Copy out each line of the data that contains "zoom".

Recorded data
▶

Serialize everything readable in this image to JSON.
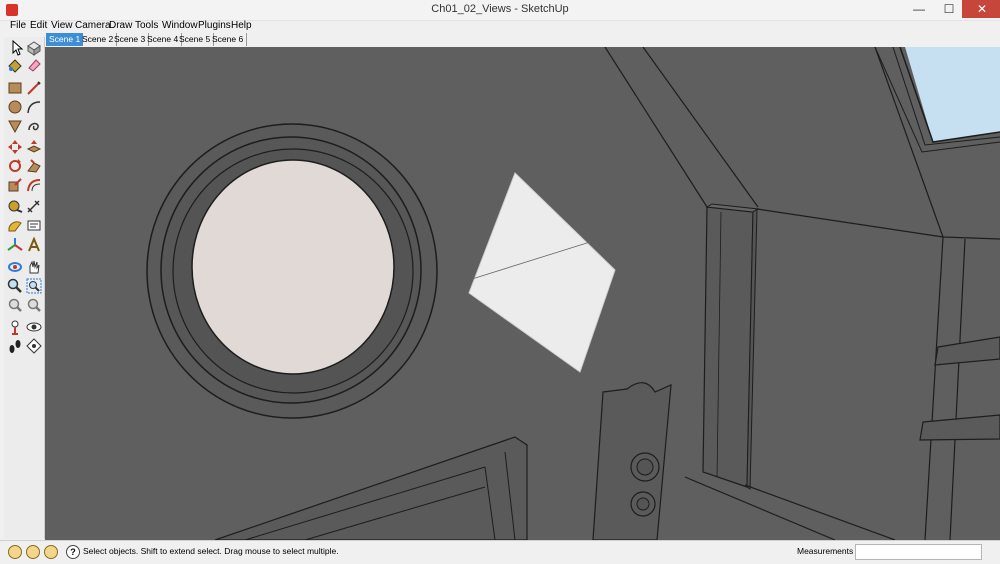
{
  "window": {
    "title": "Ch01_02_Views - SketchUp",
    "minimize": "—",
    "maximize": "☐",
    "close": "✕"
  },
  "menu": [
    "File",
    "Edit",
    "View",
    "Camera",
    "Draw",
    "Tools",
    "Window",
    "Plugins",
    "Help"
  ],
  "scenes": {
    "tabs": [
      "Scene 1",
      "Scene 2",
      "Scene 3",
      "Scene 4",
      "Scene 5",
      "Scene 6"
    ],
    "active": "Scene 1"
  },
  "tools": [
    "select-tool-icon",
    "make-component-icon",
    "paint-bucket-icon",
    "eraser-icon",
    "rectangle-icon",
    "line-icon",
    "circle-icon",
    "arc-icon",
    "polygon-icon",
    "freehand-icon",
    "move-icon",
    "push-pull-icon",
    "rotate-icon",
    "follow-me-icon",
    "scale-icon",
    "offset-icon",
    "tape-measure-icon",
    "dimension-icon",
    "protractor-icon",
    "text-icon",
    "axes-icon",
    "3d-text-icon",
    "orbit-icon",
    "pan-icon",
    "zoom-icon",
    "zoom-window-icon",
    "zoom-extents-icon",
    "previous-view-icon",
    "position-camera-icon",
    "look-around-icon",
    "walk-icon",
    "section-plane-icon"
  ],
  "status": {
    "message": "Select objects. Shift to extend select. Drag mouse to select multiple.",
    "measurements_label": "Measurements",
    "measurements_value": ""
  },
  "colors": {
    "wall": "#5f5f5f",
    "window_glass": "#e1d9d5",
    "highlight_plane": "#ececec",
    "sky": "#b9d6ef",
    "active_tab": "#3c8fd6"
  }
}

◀
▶

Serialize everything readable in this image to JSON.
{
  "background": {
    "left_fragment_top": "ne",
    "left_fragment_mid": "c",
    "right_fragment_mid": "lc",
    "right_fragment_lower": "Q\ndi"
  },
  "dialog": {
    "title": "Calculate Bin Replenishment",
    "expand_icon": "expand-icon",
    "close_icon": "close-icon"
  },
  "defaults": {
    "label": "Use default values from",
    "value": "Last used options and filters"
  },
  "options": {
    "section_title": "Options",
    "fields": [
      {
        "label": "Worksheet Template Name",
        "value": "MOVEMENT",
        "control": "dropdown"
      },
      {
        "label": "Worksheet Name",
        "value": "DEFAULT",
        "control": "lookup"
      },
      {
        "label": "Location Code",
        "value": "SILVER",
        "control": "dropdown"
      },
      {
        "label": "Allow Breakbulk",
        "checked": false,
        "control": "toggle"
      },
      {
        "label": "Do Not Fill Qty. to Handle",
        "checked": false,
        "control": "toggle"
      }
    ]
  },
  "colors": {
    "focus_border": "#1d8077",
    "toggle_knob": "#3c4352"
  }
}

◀

• ANSWER TO THIS PROBLEM:
    "zoom-icon",
    "zoom-window-icon",
    "zoom-extents-icon",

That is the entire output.